• _Assignment_
Go through the listing below and return every line exactly.

• _Data for review_
********

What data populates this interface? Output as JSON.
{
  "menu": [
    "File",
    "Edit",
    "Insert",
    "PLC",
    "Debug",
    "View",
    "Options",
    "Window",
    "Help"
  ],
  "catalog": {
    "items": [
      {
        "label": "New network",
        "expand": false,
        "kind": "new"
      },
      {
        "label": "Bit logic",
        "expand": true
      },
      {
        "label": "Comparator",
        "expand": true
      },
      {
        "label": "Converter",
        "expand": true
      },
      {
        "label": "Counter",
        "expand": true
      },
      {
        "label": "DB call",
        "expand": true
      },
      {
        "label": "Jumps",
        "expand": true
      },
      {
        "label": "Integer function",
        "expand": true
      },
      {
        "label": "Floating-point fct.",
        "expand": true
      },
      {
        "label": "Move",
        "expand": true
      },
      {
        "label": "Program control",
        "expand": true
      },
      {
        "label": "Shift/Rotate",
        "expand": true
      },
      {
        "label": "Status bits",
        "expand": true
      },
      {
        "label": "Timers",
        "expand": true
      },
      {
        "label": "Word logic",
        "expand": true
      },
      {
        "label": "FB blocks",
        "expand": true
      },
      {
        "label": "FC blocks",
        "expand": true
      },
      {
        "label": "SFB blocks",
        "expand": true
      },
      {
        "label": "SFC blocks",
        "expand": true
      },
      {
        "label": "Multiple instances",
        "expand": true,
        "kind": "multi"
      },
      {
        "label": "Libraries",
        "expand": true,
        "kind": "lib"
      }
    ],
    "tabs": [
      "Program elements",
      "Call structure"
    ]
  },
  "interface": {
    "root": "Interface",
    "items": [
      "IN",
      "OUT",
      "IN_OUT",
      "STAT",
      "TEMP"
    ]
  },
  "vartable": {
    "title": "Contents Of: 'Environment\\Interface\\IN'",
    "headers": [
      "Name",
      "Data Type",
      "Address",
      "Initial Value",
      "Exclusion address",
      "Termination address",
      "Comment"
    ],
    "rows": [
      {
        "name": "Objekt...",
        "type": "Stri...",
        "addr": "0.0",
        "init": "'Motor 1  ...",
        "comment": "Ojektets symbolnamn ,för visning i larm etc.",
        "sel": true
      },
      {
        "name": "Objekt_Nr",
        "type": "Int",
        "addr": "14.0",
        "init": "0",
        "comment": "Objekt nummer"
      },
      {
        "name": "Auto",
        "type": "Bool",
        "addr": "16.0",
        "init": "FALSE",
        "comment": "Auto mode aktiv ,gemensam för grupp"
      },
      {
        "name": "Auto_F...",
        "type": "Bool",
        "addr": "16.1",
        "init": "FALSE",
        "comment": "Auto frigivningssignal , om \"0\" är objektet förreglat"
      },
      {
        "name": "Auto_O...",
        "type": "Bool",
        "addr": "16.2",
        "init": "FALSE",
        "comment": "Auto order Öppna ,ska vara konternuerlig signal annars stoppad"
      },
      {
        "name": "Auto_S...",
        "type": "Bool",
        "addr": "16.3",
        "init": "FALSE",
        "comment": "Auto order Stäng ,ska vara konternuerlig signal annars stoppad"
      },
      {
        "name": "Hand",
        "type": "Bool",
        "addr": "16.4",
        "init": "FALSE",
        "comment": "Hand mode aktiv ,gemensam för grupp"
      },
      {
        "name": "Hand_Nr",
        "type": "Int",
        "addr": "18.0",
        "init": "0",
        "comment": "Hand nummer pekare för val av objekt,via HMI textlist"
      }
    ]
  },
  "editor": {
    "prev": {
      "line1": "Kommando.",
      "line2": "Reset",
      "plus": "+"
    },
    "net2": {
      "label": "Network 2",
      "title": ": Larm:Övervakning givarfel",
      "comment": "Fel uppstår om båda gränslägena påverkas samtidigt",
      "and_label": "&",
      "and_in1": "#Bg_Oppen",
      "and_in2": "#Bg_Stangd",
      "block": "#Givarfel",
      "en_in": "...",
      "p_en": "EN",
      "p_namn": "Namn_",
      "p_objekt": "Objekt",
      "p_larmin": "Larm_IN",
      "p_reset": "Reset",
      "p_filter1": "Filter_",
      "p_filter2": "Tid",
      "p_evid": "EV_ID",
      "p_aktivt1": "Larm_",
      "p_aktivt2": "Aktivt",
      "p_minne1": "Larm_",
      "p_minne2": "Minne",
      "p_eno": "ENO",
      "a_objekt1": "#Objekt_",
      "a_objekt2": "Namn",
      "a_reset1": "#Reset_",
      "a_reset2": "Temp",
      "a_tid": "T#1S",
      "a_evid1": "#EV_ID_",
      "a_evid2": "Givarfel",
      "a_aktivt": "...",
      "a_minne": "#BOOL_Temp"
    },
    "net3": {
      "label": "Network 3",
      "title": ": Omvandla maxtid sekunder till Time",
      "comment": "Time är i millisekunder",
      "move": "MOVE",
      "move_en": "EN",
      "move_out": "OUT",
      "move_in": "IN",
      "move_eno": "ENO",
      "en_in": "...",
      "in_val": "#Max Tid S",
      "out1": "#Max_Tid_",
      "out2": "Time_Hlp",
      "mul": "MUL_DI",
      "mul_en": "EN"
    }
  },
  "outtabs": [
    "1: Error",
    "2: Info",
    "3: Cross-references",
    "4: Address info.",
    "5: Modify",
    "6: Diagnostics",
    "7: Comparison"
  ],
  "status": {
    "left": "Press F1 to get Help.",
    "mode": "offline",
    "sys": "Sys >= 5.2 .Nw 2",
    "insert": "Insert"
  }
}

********

• _Worked solution_
What data populates this interface? Output as JSON.
{
  "menu": [
    "File",
    "Edit",
    "Insert",
    "PLC",
    "Debug",
    "View",
    "Options",
    "Window",
    "Help"
  ],
  "catalog": {
    "items": [
      {
        "label": "New network",
        "expand": false,
        "kind": "new"
      },
      {
        "label": "Bit logic",
        "expand": true
      },
      {
        "label": "Comparator",
        "expand": true
      },
      {
        "label": "Converter",
        "expand": true
      },
      {
        "label": "Counter",
        "expand": true
      },
      {
        "label": "DB call",
        "expand": true
      },
      {
        "label": "Jumps",
        "expand": true
      },
      {
        "label": "Integer function",
        "expand": true
      },
      {
        "label": "Floating-point fct.",
        "expand": true
      },
      {
        "label": "Move",
        "expand": true
      },
      {
        "label": "Program control",
        "expand": true
      },
      {
        "label": "Shift/Rotate",
        "expand": true
      },
      {
        "label": "Status bits",
        "expand": true
      },
      {
        "label": "Timers",
        "expand": true
      },
      {
        "label": "Word logic",
        "expand": true
      },
      {
        "label": "FB blocks",
        "expand": true
      },
      {
        "label": "FC blocks",
        "expand": true
      },
      {
        "label": "SFB blocks",
        "expand": true
      },
      {
        "label": "SFC blocks",
        "expand": true
      },
      {
        "label": "Multiple instances",
        "expand": true,
        "kind": "multi"
      },
      {
        "label": "Libraries",
        "expand": true,
        "kind": "lib"
      }
    ],
    "tabs": [
      "Program elements",
      "Call structure"
    ]
  },
  "interface": {
    "root": "Interface",
    "items": [
      "IN",
      "OUT",
      "IN_OUT",
      "STAT",
      "TEMP"
    ]
  },
  "vartable": {
    "title": "Contents Of: 'Environment\\Interface\\IN'",
    "headers": [
      "Name",
      "Data Type",
      "Address",
      "Initial Value",
      "Exclusion address",
      "Termination address",
      "Comment"
    ],
    "rows": [
      {
        "name": "Objekt...",
        "type": "Stri...",
        "addr": "0.0",
        "init": "'Motor 1  ...",
        "comment": "Ojektets symbolnamn ,för visning i larm etc.",
        "sel": true
      },
      {
        "name": "Objekt_Nr",
        "type": "Int",
        "addr": "14.0",
        "init": "0",
        "comment": "Objekt nummer"
      },
      {
        "name": "Auto",
        "type": "Bool",
        "addr": "16.0",
        "init": "FALSE",
        "comment": "Auto mode aktiv ,gemensam för grupp"
      },
      {
        "name": "Auto_F...",
        "type": "Bool",
        "addr": "16.1",
        "init": "FALSE",
        "comment": "Auto frigivningssignal , om \"0\" är objektet förreglat"
      },
      {
        "name": "Auto_O...",
        "type": "Bool",
        "addr": "16.2",
        "init": "FALSE",
        "comment": "Auto order Öppna ,ska vara konternuerlig signal annars stoppad"
      },
      {
        "name": "Auto_S...",
        "type": "Bool",
        "addr": "16.3",
        "init": "FALSE",
        "comment": "Auto order Stäng ,ska vara konternuerlig signal annars stoppad"
      },
      {
        "name": "Hand",
        "type": "Bool",
        "addr": "16.4",
        "init": "FALSE",
        "comment": "Hand mode aktiv ,gemensam för grupp"
      },
      {
        "name": "Hand_Nr",
        "type": "Int",
        "addr": "18.0",
        "init": "0",
        "comment": "Hand nummer pekare för val av objekt,via HMI textlist"
      }
    ]
  },
  "editor": {
    "prev": {
      "line1": "Kommando.",
      "line2": "Reset",
      "plus": "+"
    },
    "net2": {
      "label": "Network 2",
      "title": ": Larm:Övervakning givarfel",
      "comment": "Fel uppstår om båda gränslägena påverkas samtidigt",
      "and_label": "&",
      "and_in1": "#Bg_Oppen",
      "and_in2": "#Bg_Stangd",
      "block": "#Givarfel",
      "en_in": "...",
      "p_en": "EN",
      "p_namn": "Namn_",
      "p_objekt": "Objekt",
      "p_larmin": "Larm_IN",
      "p_reset": "Reset",
      "p_filter1": "Filter_",
      "p_filter2": "Tid",
      "p_evid": "EV_ID",
      "p_aktivt1": "Larm_",
      "p_aktivt2": "Aktivt",
      "p_minne1": "Larm_",
      "p_minne2": "Minne",
      "p_eno": "ENO",
      "a_objekt1": "#Objekt_",
      "a_objekt2": "Namn",
      "a_reset1": "#Reset_",
      "a_reset2": "Temp",
      "a_tid": "T#1S",
      "a_evid1": "#EV_ID_",
      "a_evid2": "Givarfel",
      "a_aktivt": "...",
      "a_minne": "#BOOL_Temp"
    },
    "net3": {
      "label": "Network 3",
      "title": ": Omvandla maxtid sekunder till Time",
      "comment": "Time är i millisekunder",
      "move": "MOVE",
      "move_en": "EN",
      "move_out": "OUT",
      "move_in": "IN",
      "move_eno": "ENO",
      "en_in": "...",
      "in_val": "#Max Tid S",
      "out1": "#Max_Tid_",
      "out2": "Time_Hlp",
      "mul": "MUL_DI",
      "mul_en": "EN"
    }
  },
  "outtabs": [
    "1: Error",
    "2: Info",
    "3: Cross-references",
    "4: Address info.",
    "5: Modify",
    "6: Diagnostics",
    "7: Comparison"
  ],
  "status": {
    "left": "Press F1 to get Help.",
    "mode": "offline",
    "sys": "Sys >= 5.2 .Nw 2",
    "insert": "Insert"
  }
}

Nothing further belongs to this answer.